- Enhance budget allocations for the Library in order to address
inadequate acquisitions and staffing.
- Increased external funding in the form of grants, fellowships,
contracts and fundraising is needed to offset the steadily decreasing level of
- Diversity in student recruitment and faculty hiring needs to be
given a higher priority, including allocation of additional funds to make the attempts
- As a part of the assessment process, the University should
develop and implement a comprehensive, coordinated plan to survey and track
graduates, at both the undergraduate and graduate level.
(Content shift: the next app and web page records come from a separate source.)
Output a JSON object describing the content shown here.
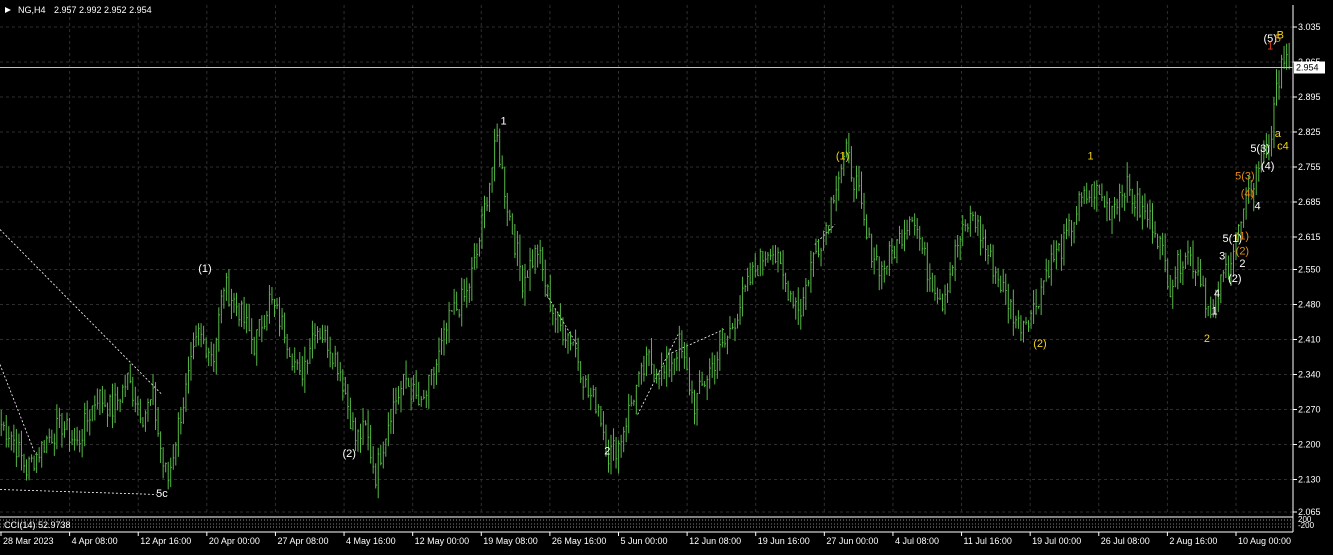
{
  "header": {
    "symbol": "NG,H4",
    "ohlc": "2.957 2.992 2.952 2.954",
    "indicator": "CCI(14) 52.9738"
  },
  "colors": {
    "background": "#000000",
    "grid": "#2e2e2e",
    "candle": "#57b947",
    "axis_text": "#ffffff",
    "wave_white": "#ffffff",
    "wave_yellow": "#f2d21a",
    "wave_orange": "#e38a16",
    "wave_red": "#e04020",
    "trendline": "#ffffff",
    "price_line": "#c0c0c0"
  },
  "chart_data": {
    "type": "candlestick",
    "timeframe": "H4",
    "ylim": [
      2.065,
      3.035
    ],
    "y_ticks": [
      "3.035",
      "2.965",
      "2.895",
      "2.825",
      "2.755",
      "2.685",
      "2.615",
      "2.550",
      "2.480",
      "2.410",
      "2.340",
      "2.270",
      "2.200",
      "2.130",
      "2.065"
    ],
    "x_ticks": [
      "28 Mar 2023",
      "4 Apr 08:00",
      "12 Apr 16:00",
      "20 Apr 00:00",
      "27 Apr 08:00",
      "4 May 16:00",
      "12 May 00:00",
      "19 May 08:00",
      "26 May 16:00",
      "5 Jun 00:00",
      "12 Jun 08:00",
      "19 Jun 16:00",
      "27 Jun 00:00",
      "4 Jul 08:00",
      "11 Jul 16:00",
      "19 Jul 00:00",
      "26 Jul 08:00",
      "2 Aug 16:00",
      "10 Aug 00:00"
    ],
    "current_price": "2.954",
    "indicator_ticks": [
      "200",
      "-200"
    ],
    "swing_path": [
      [
        0,
        2.24
      ],
      [
        4,
        2.22
      ],
      [
        10,
        2.15
      ],
      [
        18,
        2.21
      ],
      [
        24,
        2.24
      ],
      [
        30,
        2.2
      ],
      [
        38,
        2.3
      ],
      [
        44,
        2.27
      ],
      [
        50,
        2.33
      ],
      [
        56,
        2.26
      ],
      [
        60,
        2.29
      ],
      [
        64,
        2.16
      ],
      [
        66,
        2.13
      ],
      [
        70,
        2.24
      ],
      [
        78,
        2.42
      ],
      [
        84,
        2.38
      ],
      [
        88,
        2.52
      ],
      [
        94,
        2.47
      ],
      [
        100,
        2.4
      ],
      [
        106,
        2.49
      ],
      [
        112,
        2.43
      ],
      [
        118,
        2.33
      ],
      [
        124,
        2.44
      ],
      [
        130,
        2.4
      ],
      [
        134,
        2.35
      ],
      [
        140,
        2.21
      ],
      [
        144,
        2.23
      ],
      [
        148,
        2.14
      ],
      [
        154,
        2.27
      ],
      [
        160,
        2.33
      ],
      [
        166,
        2.27
      ],
      [
        172,
        2.36
      ],
      [
        178,
        2.46
      ],
      [
        184,
        2.5
      ],
      [
        188,
        2.58
      ],
      [
        192,
        2.7
      ],
      [
        196,
        2.81
      ],
      [
        200,
        2.68
      ],
      [
        206,
        2.53
      ],
      [
        212,
        2.59
      ],
      [
        216,
        2.5
      ],
      [
        220,
        2.44
      ],
      [
        226,
        2.41
      ],
      [
        232,
        2.3
      ],
      [
        236,
        2.28
      ],
      [
        240,
        2.18
      ],
      [
        244,
        2.2
      ],
      [
        250,
        2.3
      ],
      [
        256,
        2.37
      ],
      [
        262,
        2.34
      ],
      [
        268,
        2.4
      ],
      [
        274,
        2.28
      ],
      [
        280,
        2.35
      ],
      [
        286,
        2.4
      ],
      [
        292,
        2.48
      ],
      [
        298,
        2.55
      ],
      [
        304,
        2.6
      ],
      [
        310,
        2.52
      ],
      [
        316,
        2.47
      ],
      [
        320,
        2.56
      ],
      [
        326,
        2.64
      ],
      [
        330,
        2.73
      ],
      [
        334,
        2.78
      ],
      [
        338,
        2.72
      ],
      [
        342,
        2.61
      ],
      [
        348,
        2.55
      ],
      [
        354,
        2.6
      ],
      [
        360,
        2.67
      ],
      [
        366,
        2.55
      ],
      [
        372,
        2.49
      ],
      [
        378,
        2.6
      ],
      [
        384,
        2.66
      ],
      [
        390,
        2.58
      ],
      [
        396,
        2.51
      ],
      [
        402,
        2.44
      ],
      [
        408,
        2.47
      ],
      [
        414,
        2.56
      ],
      [
        420,
        2.6
      ],
      [
        426,
        2.68
      ],
      [
        432,
        2.71
      ],
      [
        438,
        2.67
      ],
      [
        444,
        2.72
      ],
      [
        450,
        2.67
      ],
      [
        456,
        2.64
      ],
      [
        462,
        2.52
      ],
      [
        468,
        2.59
      ],
      [
        474,
        2.54
      ],
      [
        478,
        2.45
      ],
      [
        482,
        2.52
      ],
      [
        486,
        2.58
      ],
      [
        490,
        2.64
      ],
      [
        494,
        2.71
      ],
      [
        498,
        2.78
      ],
      [
        502,
        2.82
      ],
      [
        506,
        2.98
      ],
      [
        509,
        2.955
      ]
    ],
    "trendlines": [
      [
        [
          0,
          2.63
        ],
        [
          64,
          2.3
        ]
      ],
      [
        [
          0,
          2.36
        ],
        [
          14,
          2.18
        ]
      ],
      [
        [
          0,
          2.11
        ],
        [
          62,
          2.1
        ]
      ],
      [
        [
          216,
          2.5
        ],
        [
          228,
          2.4
        ]
      ],
      [
        [
          252,
          2.26
        ],
        [
          268,
          2.42
        ]
      ],
      [
        [
          264,
          2.38
        ],
        [
          286,
          2.43
        ]
      ],
      [
        [
          322,
          2.6
        ],
        [
          330,
          2.64
        ]
      ]
    ],
    "wave_labels": [
      {
        "text": "5c",
        "x": 64,
        "y": 2.095,
        "color": "white"
      },
      {
        "text": "(1)",
        "x": 81,
        "y": 2.545,
        "color": "white"
      },
      {
        "text": "(2)",
        "x": 138,
        "y": 2.175,
        "color": "white"
      },
      {
        "text": "1",
        "x": 199,
        "y": 2.84,
        "color": "white"
      },
      {
        "text": "2",
        "x": 240,
        "y": 2.18,
        "color": "white"
      },
      {
        "text": "(1)",
        "x": 333,
        "y": 2.77,
        "color": "yellow"
      },
      {
        "text": "(2)",
        "x": 411,
        "y": 2.395,
        "color": "yellow"
      },
      {
        "text": "1",
        "x": 431,
        "y": 2.77,
        "color": "yellow"
      },
      {
        "text": "2",
        "x": 477,
        "y": 2.405,
        "color": "yellow"
      },
      {
        "text": "1",
        "x": 480,
        "y": 2.46,
        "color": "white"
      },
      {
        "text": "4",
        "x": 481,
        "y": 2.495,
        "color": "white"
      },
      {
        "text": "3",
        "x": 483,
        "y": 2.57,
        "color": "white"
      },
      {
        "text": "(2)",
        "x": 488,
        "y": 2.525,
        "color": "white"
      },
      {
        "text": "5(1)",
        "x": 487,
        "y": 2.605,
        "color": "white"
      },
      {
        "text": "2",
        "x": 491,
        "y": 2.555,
        "color": "white"
      },
      {
        "text": "(2)",
        "x": 491,
        "y": 2.58,
        "color": "orange"
      },
      {
        "text": "(1)",
        "x": 491,
        "y": 2.61,
        "color": "orange"
      },
      {
        "text": "4",
        "x": 497,
        "y": 2.67,
        "color": "white"
      },
      {
        "text": "(4)",
        "x": 493,
        "y": 2.695,
        "color": "orange"
      },
      {
        "text": "5(3)",
        "x": 492,
        "y": 2.73,
        "color": "orange"
      },
      {
        "text": "(4)",
        "x": 501,
        "y": 2.75,
        "color": "white"
      },
      {
        "text": "5(3)",
        "x": 498,
        "y": 2.785,
        "color": "white"
      },
      {
        "text": "c4",
        "x": 507,
        "y": 2.79,
        "color": "yellow"
      },
      {
        "text": "a",
        "x": 505,
        "y": 2.815,
        "color": "yellow"
      },
      {
        "text": "(5)",
        "x": 502,
        "y": 3.005,
        "color": "white"
      },
      {
        "text": "1",
        "x": 502,
        "y": 2.99,
        "color": "red"
      },
      {
        "text": "5",
        "x": 505,
        "y": 3.005,
        "color": "orange"
      },
      {
        "text": "B",
        "x": 506,
        "y": 3.012,
        "color": "yellow"
      }
    ]
  }
}
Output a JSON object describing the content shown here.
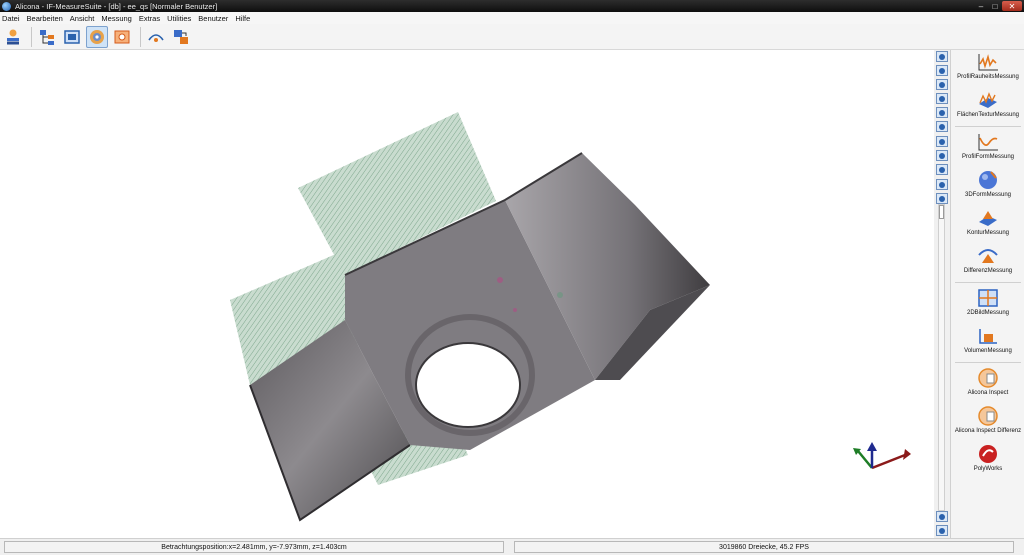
{
  "window": {
    "title": "Alicona - IF-MeasureSuite - [db] - ee_qs [Normaler Benutzer]",
    "controls": {
      "minimize": "–",
      "maximize": "□",
      "close": "✕"
    }
  },
  "menu": {
    "items": [
      "Datei",
      "Bearbeiten",
      "Ansicht",
      "Messung",
      "Extras",
      "Utilities",
      "Benutzer",
      "Hilfe"
    ]
  },
  "toolbar": {
    "buttons": [
      {
        "icon": "user-stack-icon",
        "active": false
      },
      {
        "icon": "tree-hierarchy-icon",
        "active": false
      },
      {
        "icon": "frame-select-icon",
        "active": false
      },
      {
        "icon": "3d-view-icon",
        "active": true
      },
      {
        "icon": "image-view-icon",
        "active": false
      },
      {
        "icon": "measurement-curve-icon",
        "active": false
      },
      {
        "icon": "transfer-icon",
        "active": false
      }
    ]
  },
  "view_tools": {
    "icons": [
      "zoom-in-icon",
      "zoom-out-icon",
      "home-icon",
      "rotate-icon",
      "rotate-axis-icon",
      "box-view-icon",
      "pointer-icon",
      "light-icon",
      "measure-point-icon",
      "save-icon",
      "fit-icon",
      "expand-icon",
      "collapse-icon"
    ]
  },
  "side_panel": {
    "items": [
      {
        "label": "ProfilRauheitsMessung",
        "icon": "profile-roughness-icon",
        "color": "#e2781f"
      },
      {
        "label": "FlächenTexturMessung",
        "icon": "area-texture-icon",
        "color": "#3a6cc8"
      },
      {
        "label": "ProfilFormMessung",
        "icon": "profile-form-icon",
        "color": "#e2781f"
      },
      {
        "label": "3DFormMessung",
        "icon": "3d-form-icon",
        "color": "#4b76d6"
      },
      {
        "label": "KonturMessung",
        "icon": "contour-icon",
        "color": "#e2781f"
      },
      {
        "label": "DifferenzMessung",
        "icon": "difference-icon",
        "color": "#3a6cc8"
      },
      {
        "label": "2DBildMessung",
        "icon": "2d-image-icon",
        "color": "#2d63c1"
      },
      {
        "label": "VolumenMessung",
        "icon": "volume-icon",
        "color": "#e2781f"
      },
      {
        "label": "Alicona Inspect",
        "icon": "inspect-icon",
        "color": "#e58a2c"
      },
      {
        "label": "Alicona Inspect Differenz",
        "icon": "inspect-difference-icon",
        "color": "#e58a2c"
      },
      {
        "label": "PolyWorks",
        "icon": "polyworks-icon",
        "color": "#c92121"
      }
    ]
  },
  "status": {
    "position": "Betrachtungsposition:x=2.481mm, y=-7.973mm, z=1.403cm",
    "render_info": "3019860 Dreiecke, 45.2 FPS"
  },
  "axes_gizmo": {
    "x_color": "#8b1a1a",
    "y_color": "#1e7d26",
    "z_color": "#1f2a8f"
  }
}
This information
should be compiled and published in an annual report.
- Evaluate the curricular review and approval process with the goal
of streamlining and speeding up the process while maintaining quality assurance.
- Continue to improve graduate programs through the following:
- Remain competitive through the quality of programs, as well as
such means as increased flexibility of course delivery, scheduling, fee structure,
and cooperative programs.
- Increase resources for graduate students, graduate faculty,
graduate programs, and the Graduate College.
- Recognize the differences in workload associated with graduate programs
so that uncompensated overload is not the expectation for faculty mentoring
graduate student research or supervising clinical settings and teaching
- Increase resources for graduate fellowships and scholarships.
- Improve international programs with an emphasis on globalization.
- Enhance participation in international awareness for students, faculty,
administrators, and interested community members by participation in study
abroad programs (semester, summer), study tours (short term), experiential
programs, and sponsored global issue events on campus and in the community.
Copyright 2000 Board of Governors, Missouri State University
Maintained by Web Coordinator
September 08, 2005